Work order =
Give again only the lines from the line that holds "Parse this screenshot: output" to the end of the data, inclusive, omitting all pictures.

Component data from apps and pages
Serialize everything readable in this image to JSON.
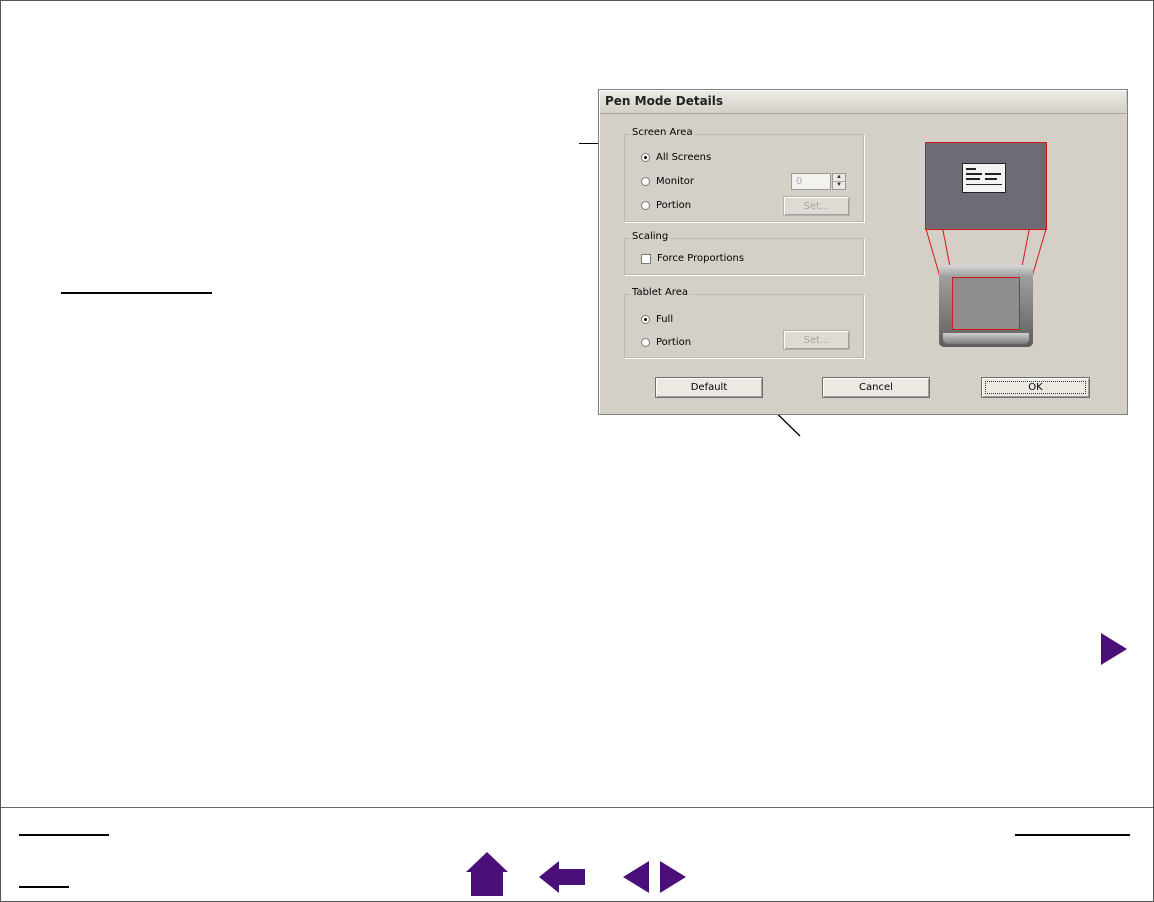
{
  "dialog": {
    "title": "Pen Mode Details",
    "screen_area": {
      "label": "Screen Area",
      "options": [
        "All Screens",
        "Monitor",
        "Portion"
      ],
      "selected": "All Screens",
      "monitor_value": "0",
      "set_button": "Set..."
    },
    "scaling": {
      "label": "Scaling",
      "force_proportions": "Force Proportions",
      "force_proportions_checked": false
    },
    "tablet_area": {
      "label": "Tablet Area",
      "options": [
        "Full",
        "Portion"
      ],
      "selected": "Full",
      "set_button": "Set..."
    },
    "buttons": {
      "default": "Default",
      "cancel": "Cancel",
      "ok": "OK"
    }
  },
  "colors": {
    "nav_accent": "#4b0f7a",
    "mapping_outline": "#d41818"
  },
  "icons": {
    "next": "triangle-right-icon",
    "home": "home-icon",
    "back": "arrow-left-icon",
    "prev_page": "triangle-left-icon",
    "next_page": "triangle-right-icon"
  }
}
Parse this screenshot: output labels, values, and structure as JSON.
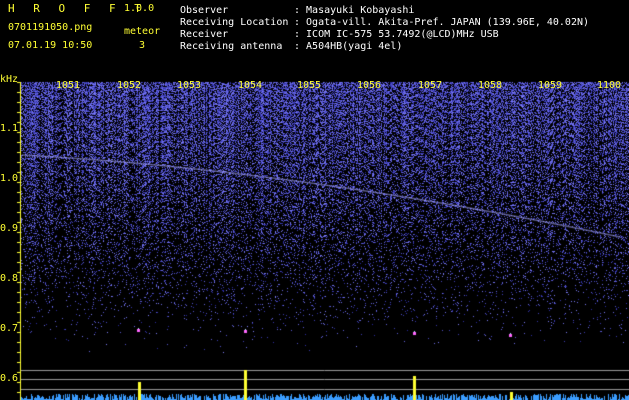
{
  "app": {
    "title": "H R O F F T",
    "version": "1.0.0",
    "filename": "0701191050.png",
    "datetime": "07.01.19 10:50",
    "meteor_label": "meteor",
    "meteor_count": "3"
  },
  "info": {
    "labels": [
      "Observer",
      "Receiving Location",
      "Receiver",
      "Receiving antenna"
    ],
    "values": [
      ": Masayuki Kobayashi",
      ": Ogata-vill. Akita-Pref. JAPAN (139.96E, 40.02N)",
      ": ICOM IC-575 53.7492(@LCD)MHz USB",
      ": A504HB(yagi 4el)"
    ]
  },
  "spectrogram": {
    "unit_label": "kHz",
    "y_ticks": [
      "1.1",
      "1.0",
      "0.9",
      "0.8",
      "0.7",
      "0.6"
    ],
    "x_ticks": [
      "1051",
      "1052",
      "1053",
      "1054",
      "1055",
      "1056",
      "1057",
      "1058",
      "1059",
      "1100"
    ],
    "colors": {
      "noise": "#2a2ad8",
      "highlight": "#ffff33",
      "signal": "#8080ff"
    }
  }
}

Answer section =
Parse this screenshot: output labels, values, and structure as JSON.
{
  "app": {
    "title": "H R O F F T",
    "version": "1.0.0",
    "filename": "0701191050.png",
    "datetime": "07.01.19 10:50",
    "meteor_label": "meteor",
    "meteor_count": "3"
  },
  "info": {
    "labels": [
      "Observer",
      "Receiving Location",
      "Receiver",
      "Receiving antenna"
    ],
    "values": [
      ": Masayuki Kobayashi",
      ": Ogata-vill. Akita-Pref. JAPAN (139.96E, 40.02N)",
      ": ICOM IC-575 53.7492(@LCD)MHz USB",
      ": A504HB(yagi 4el)"
    ]
  },
  "spectrogram": {
    "unit_label": "kHz",
    "y_ticks": [
      "1.1",
      "1.0",
      "0.9",
      "0.8",
      "0.7",
      "0.6"
    ],
    "x_ticks": [
      "1051",
      "1052",
      "1053",
      "1054",
      "1055",
      "1056",
      "1057",
      "1058",
      "1059",
      "1100"
    ],
    "colors": {
      "noise": "#2a2ad8",
      "highlight": "#ffff33",
      "signal": "#8080ff"
    }
  }
}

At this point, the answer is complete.